The boy shifted his brown bag of goods. "He was my godfather." The boy seemed rather numb about it all.
Oh. Uh-oh. "Was?"
He looked down, under the black rims of his glasses. "He died in June."
I stood very still. "I see."
The tired-looking man with grey hair and young eyes standing beside of the boy spoke for the first time since they had come into my store. "Come on, Harry."
They moved to the door, now automated, and were about to step through when I called after them. "Wait."
The tired-looking old man who wasn't really old looked back at me.
"Is that - is your last name Potter?" I asked the boy, who hadn't looked back at me. He clutched his parcel - a jar of salsa and some pistachio ice cream - like it was a lifeline. I think I had upset him.
He raised his eyes. They were a startling green. "Yeah," he said softly. "The James he mentioned was my dad."
'Was' again. Poor kid.
I cleared my throat awkwardly. I was never one for the tender bits of life. "If you ever need anything at three in the morning, I'm still the only all-night grocer this side of London."
He smiled. "Thanks." And walked out the door, leaving a tinkling in the air as bells swung back and forth.
The boy and the man turned the corner, out of sight. For no reason at all, a strange urge came over me and I seized the moment. I hurried out the door after them into the bright light of the street.
The pair was just down the block and I hurried to catch up. But before they reached the next turning, though, they veered off into an alley. I paused at the alley's edge, just out of sight and listening carefully.
"All right, Harry?"
"Yeah," came the boy's voice. "Are you sure this is safe?"
"Of course. Now, hold on."
There was a loud crack. I jumped into the head of the alley, but they were gone.

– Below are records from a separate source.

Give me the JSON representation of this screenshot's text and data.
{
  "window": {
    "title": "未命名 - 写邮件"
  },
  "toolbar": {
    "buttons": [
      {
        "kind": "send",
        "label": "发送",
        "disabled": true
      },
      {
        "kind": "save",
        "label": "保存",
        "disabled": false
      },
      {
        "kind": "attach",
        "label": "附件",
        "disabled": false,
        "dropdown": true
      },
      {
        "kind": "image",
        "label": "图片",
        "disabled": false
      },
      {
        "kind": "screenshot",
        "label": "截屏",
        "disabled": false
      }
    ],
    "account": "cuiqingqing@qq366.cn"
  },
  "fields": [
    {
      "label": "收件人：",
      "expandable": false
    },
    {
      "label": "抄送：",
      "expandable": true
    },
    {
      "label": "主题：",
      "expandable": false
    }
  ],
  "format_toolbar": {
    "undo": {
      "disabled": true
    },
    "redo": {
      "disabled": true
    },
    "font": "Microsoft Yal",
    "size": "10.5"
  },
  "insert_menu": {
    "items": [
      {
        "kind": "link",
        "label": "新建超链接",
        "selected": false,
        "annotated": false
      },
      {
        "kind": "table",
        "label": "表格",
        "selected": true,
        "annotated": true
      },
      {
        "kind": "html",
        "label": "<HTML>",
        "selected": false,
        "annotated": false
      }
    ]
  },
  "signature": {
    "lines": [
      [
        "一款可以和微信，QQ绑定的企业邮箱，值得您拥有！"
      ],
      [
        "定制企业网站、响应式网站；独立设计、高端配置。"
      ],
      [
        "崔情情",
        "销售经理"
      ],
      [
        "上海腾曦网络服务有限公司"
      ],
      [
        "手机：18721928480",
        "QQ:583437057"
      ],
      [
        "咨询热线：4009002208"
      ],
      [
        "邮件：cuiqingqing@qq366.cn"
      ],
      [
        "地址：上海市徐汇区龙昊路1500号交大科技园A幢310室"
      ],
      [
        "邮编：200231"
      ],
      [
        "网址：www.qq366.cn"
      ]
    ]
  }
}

Vanished into thin air.
I walked back to the shop, whistling as I went and admiring the sheer magic of the day.